» **Data to examine**
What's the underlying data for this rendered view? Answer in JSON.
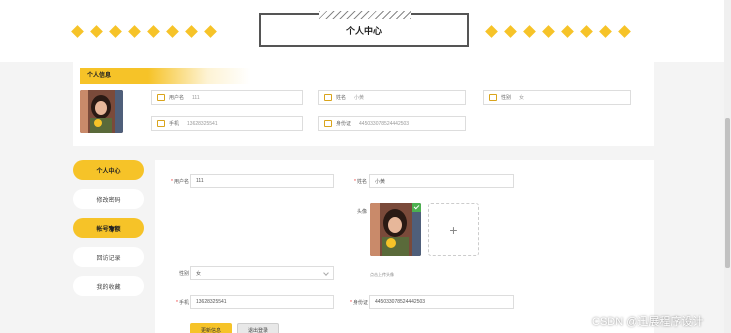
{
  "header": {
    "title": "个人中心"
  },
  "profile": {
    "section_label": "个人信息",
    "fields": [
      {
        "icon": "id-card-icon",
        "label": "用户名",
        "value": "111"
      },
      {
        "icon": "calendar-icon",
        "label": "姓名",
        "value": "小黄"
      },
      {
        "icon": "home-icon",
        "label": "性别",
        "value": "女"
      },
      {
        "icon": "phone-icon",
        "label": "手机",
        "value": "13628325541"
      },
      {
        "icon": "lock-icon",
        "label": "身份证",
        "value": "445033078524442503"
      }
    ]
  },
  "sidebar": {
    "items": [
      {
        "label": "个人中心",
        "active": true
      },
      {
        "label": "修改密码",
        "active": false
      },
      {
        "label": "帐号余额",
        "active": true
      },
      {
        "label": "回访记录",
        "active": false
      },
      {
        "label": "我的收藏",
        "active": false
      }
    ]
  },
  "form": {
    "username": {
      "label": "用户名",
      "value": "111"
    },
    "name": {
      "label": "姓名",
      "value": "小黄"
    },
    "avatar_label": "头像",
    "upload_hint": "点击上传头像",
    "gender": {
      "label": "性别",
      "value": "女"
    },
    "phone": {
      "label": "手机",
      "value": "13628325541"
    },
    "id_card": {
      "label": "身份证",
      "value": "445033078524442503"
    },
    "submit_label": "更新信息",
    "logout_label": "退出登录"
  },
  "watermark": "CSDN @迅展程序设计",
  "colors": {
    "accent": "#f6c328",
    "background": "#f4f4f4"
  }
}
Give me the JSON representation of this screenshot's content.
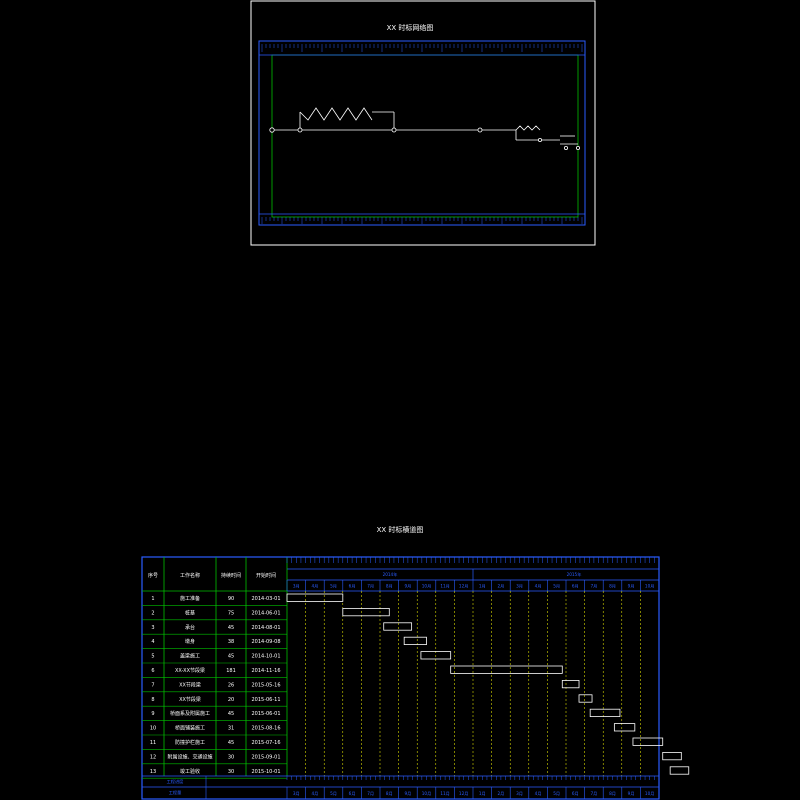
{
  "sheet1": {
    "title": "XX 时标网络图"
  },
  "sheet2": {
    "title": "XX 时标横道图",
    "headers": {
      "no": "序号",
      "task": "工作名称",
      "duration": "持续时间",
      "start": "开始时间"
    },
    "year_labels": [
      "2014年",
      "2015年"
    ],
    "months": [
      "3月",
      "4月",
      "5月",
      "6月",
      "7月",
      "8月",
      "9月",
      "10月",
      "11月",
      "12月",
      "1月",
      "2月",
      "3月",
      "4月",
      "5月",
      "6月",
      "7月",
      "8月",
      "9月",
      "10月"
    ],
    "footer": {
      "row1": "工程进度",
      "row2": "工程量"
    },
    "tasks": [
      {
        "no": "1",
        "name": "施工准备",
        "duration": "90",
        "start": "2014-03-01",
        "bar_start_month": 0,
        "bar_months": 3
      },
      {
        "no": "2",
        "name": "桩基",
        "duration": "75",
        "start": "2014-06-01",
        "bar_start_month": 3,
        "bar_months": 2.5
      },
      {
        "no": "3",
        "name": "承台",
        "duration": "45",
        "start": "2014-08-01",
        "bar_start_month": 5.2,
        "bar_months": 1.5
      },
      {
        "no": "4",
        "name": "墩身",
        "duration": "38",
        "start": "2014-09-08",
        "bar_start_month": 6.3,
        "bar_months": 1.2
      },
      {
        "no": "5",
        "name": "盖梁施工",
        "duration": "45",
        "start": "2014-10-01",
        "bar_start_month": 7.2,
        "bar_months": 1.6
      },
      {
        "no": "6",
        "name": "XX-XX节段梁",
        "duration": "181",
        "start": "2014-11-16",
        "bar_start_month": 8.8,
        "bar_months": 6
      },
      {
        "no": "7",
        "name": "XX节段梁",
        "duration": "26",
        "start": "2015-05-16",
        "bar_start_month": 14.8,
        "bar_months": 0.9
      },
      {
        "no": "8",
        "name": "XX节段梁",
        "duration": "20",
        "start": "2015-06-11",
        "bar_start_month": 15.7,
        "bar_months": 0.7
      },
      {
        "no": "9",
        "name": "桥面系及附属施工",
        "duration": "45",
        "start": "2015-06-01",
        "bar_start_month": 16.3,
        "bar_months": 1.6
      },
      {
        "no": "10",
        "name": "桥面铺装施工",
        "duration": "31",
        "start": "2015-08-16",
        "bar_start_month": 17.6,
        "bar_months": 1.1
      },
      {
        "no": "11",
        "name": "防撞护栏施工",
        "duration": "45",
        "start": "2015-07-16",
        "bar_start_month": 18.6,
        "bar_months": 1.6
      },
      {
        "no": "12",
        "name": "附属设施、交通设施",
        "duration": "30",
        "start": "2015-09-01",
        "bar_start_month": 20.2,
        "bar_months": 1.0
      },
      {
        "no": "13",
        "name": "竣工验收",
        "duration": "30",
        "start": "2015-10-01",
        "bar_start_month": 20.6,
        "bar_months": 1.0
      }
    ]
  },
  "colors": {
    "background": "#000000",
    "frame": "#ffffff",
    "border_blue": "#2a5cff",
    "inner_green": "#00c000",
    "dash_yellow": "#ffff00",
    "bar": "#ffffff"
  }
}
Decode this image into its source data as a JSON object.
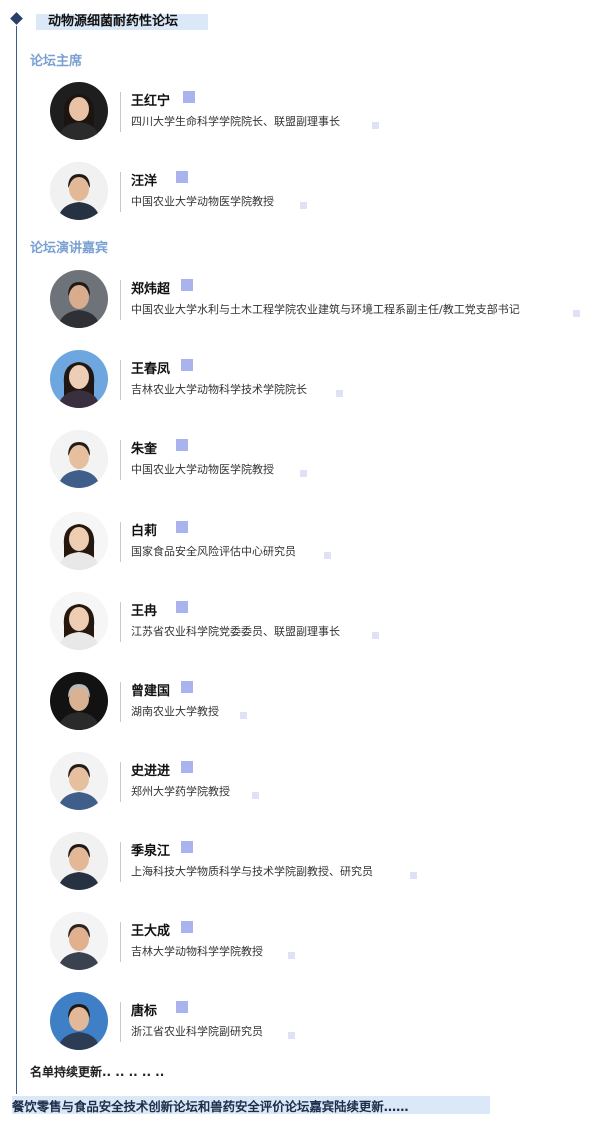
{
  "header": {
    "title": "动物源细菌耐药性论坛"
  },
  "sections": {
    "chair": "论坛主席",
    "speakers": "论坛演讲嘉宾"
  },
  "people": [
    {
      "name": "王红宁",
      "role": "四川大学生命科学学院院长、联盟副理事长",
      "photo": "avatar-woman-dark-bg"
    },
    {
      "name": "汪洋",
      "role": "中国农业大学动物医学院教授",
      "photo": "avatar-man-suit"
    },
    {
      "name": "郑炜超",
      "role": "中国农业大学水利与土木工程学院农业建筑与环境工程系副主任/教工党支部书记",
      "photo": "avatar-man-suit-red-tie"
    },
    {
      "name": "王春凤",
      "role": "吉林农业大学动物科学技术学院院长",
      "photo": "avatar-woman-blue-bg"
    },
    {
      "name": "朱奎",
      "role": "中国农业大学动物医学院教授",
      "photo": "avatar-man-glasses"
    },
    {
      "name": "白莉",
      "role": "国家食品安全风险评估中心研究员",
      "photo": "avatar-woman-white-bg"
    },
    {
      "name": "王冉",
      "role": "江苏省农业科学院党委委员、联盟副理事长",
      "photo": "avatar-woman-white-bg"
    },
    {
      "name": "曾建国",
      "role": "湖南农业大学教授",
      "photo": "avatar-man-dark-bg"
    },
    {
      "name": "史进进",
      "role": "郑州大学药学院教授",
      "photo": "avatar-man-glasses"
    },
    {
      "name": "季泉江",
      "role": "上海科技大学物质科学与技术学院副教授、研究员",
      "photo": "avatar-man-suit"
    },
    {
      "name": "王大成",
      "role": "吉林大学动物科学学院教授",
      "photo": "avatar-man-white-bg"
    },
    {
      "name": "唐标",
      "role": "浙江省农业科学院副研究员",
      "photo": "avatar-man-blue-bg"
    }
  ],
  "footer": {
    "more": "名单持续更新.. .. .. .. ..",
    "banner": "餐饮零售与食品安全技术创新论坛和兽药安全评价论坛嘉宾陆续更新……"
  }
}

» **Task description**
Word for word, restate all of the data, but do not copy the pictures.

» **Task response**
What's the underlying data for this rendered view? Answer in JSON.
{
  "header": {
    "title": "个人中心"
  },
  "profile": {
    "section_label": "个人信息",
    "fields": [
      {
        "icon": "id-card-icon",
        "label": "用户名",
        "value": "111"
      },
      {
        "icon": "calendar-icon",
        "label": "姓名",
        "value": "小黄"
      },
      {
        "icon": "home-icon",
        "label": "性别",
        "value": "女"
      },
      {
        "icon": "phone-icon",
        "label": "手机",
        "value": "13628325541"
      },
      {
        "icon": "lock-icon",
        "label": "身份证",
        "value": "445033078524442503"
      }
    ]
  },
  "sidebar": {
    "items": [
      {
        "label": "个人中心",
        "active": true
      },
      {
        "label": "修改密码",
        "active": false
      },
      {
        "label": "帐号余额",
        "active": true
      },
      {
        "label": "回访记录",
        "active": false
      },
      {
        "label": "我的收藏",
        "active": false
      }
    ]
  },
  "form": {
    "username": {
      "label": "用户名",
      "value": "111"
    },
    "name": {
      "label": "姓名",
      "value": "小黄"
    },
    "avatar_label": "头像",
    "upload_hint": "点击上传头像",
    "gender": {
      "label": "性别",
      "value": "女"
    },
    "phone": {
      "label": "手机",
      "value": "13628325541"
    },
    "id_card": {
      "label": "身份证",
      "value": "445033078524442503"
    },
    "submit_label": "更新信息",
    "logout_label": "退出登录"
  },
  "watermark": "CSDN @迅展程序设计",
  "colors": {
    "accent": "#f6c328",
    "background": "#f4f4f4"
  }
}
Give me the JSON representation of this screenshot's content.
{
  "sheet1": {
    "title": "XX 时标网络图"
  },
  "sheet2": {
    "title": "XX 时标横道图",
    "headers": {
      "no": "序号",
      "task": "工作名称",
      "duration": "持续时间",
      "start": "开始时间"
    },
    "year_labels": [
      "2014年",
      "2015年"
    ],
    "months": [
      "3月",
      "4月",
      "5月",
      "6月",
      "7月",
      "8月",
      "9月",
      "10月",
      "11月",
      "12月",
      "1月",
      "2月",
      "3月",
      "4月",
      "5月",
      "6月",
      "7月",
      "8月",
      "9月",
      "10月"
    ],
    "footer": {
      "row1": "工程进度",
      "row2": "工程量"
    },
    "tasks": [
      {
        "no": "1",
        "name": "施工准备",
        "duration": "90",
        "start": "2014-03-01",
        "bar_start_month": 0,
        "bar_months": 3
      },
      {
        "no": "2",
        "name": "桩基",
        "duration": "75",
        "start": "2014-06-01",
        "bar_start_month": 3,
        "bar_months": 2.5
      },
      {
        "no": "3",
        "name": "承台",
        "duration": "45",
        "start": "2014-08-01",
        "bar_start_month": 5.2,
        "bar_months": 1.5
      },
      {
        "no": "4",
        "name": "墩身",
        "duration": "38",
        "start": "2014-09-08",
        "bar_start_month": 6.3,
        "bar_months": 1.2
      },
      {
        "no": "5",
        "name": "盖梁施工",
        "duration": "45",
        "start": "2014-10-01",
        "bar_start_month": 7.2,
        "bar_months": 1.6
      },
      {
        "no": "6",
        "name": "XX-XX节段梁",
        "duration": "181",
        "start": "2014-11-16",
        "bar_start_month": 8.8,
        "bar_months": 6
      },
      {
        "no": "7",
        "name": "XX节段梁",
        "duration": "26",
        "start": "2015-05-16",
        "bar_start_month": 14.8,
        "bar_months": 0.9
      },
      {
        "no": "8",
        "name": "XX节段梁",
        "duration": "20",
        "start": "2015-06-11",
        "bar_start_month": 15.7,
        "bar_months": 0.7
      },
      {
        "no": "9",
        "name": "桥面系及附属施工",
        "duration": "45",
        "start": "2015-06-01",
        "bar_start_month": 16.3,
        "bar_months": 1.6
      },
      {
        "no": "10",
        "name": "桥面铺装施工",
        "duration": "31",
        "start": "2015-08-16",
        "bar_start_month": 17.6,
        "bar_months": 1.1
      },
      {
        "no": "11",
        "name": "防撞护栏施工",
        "duration": "45",
        "start": "2015-07-16",
        "bar_start_month": 18.6,
        "bar_months": 1.6
      },
      {
        "no": "12",
        "name": "附属设施、交通设施",
        "duration": "30",
        "start": "2015-09-01",
        "bar_start_month": 20.2,
        "bar_months": 1.0
      },
      {
        "no": "13",
        "name": "竣工验收",
        "duration": "30",
        "start": "2015-10-01",
        "bar_start_month": 20.6,
        "bar_months": 1.0
      }
    ]
  },
  "colors": {
    "background": "#000000",
    "frame": "#ffffff",
    "border_blue": "#2a5cff",
    "inner_green": "#00c000",
    "dash_yellow": "#ffff00",
    "bar": "#ffffff"
  }
}
Decode this image into its source data as a JSON object.
{
  "header": {
    "title": "动物源细菌耐药性论坛"
  },
  "sections": {
    "chair": "论坛主席",
    "speakers": "论坛演讲嘉宾"
  },
  "people": [
    {
      "name": "王红宁",
      "role": "四川大学生命科学学院院长、联盟副理事长",
      "photo": "avatar-woman-dark-bg"
    },
    {
      "name": "汪洋",
      "role": "中国农业大学动物医学院教授",
      "photo": "avatar-man-suit"
    },
    {
      "name": "郑炜超",
      "role": "中国农业大学水利与土木工程学院农业建筑与环境工程系副主任/教工党支部书记",
      "photo": "avatar-man-suit-red-tie"
    },
    {
      "name": "王春凤",
      "role": "吉林农业大学动物科学技术学院院长",
      "photo": "avatar-woman-blue-bg"
    },
    {
      "name": "朱奎",
      "role": "中国农业大学动物医学院教授",
      "photo": "avatar-man-glasses"
    },
    {
      "name": "白莉",
      "role": "国家食品安全风险评估中心研究员",
      "photo": "avatar-woman-white-bg"
    },
    {
      "name": "王冉",
      "role": "江苏省农业科学院党委委员、联盟副理事长",
      "photo": "avatar-woman-white-bg"
    },
    {
      "name": "曾建国",
      "role": "湖南农业大学教授",
      "photo": "avatar-man-dark-bg"
    },
    {
      "name": "史进进",
      "role": "郑州大学药学院教授",
      "photo": "avatar-man-glasses"
    },
    {
      "name": "季泉江",
      "role": "上海科技大学物质科学与技术学院副教授、研究员",
      "photo": "avatar-man-suit"
    },
    {
      "name": "王大成",
      "role": "吉林大学动物科学学院教授",
      "photo": "avatar-man-white-bg"
    },
    {
      "name": "唐标",
      "role": "浙江省农业科学院副研究员",
      "photo": "avatar-man-blue-bg"
    }
  ],
  "footer": {
    "more": "名单持续更新.. .. .. .. ..",
    "banner": "餐饮零售与食品安全技术创新论坛和兽药安全评价论坛嘉宾陆续更新……"
  }
}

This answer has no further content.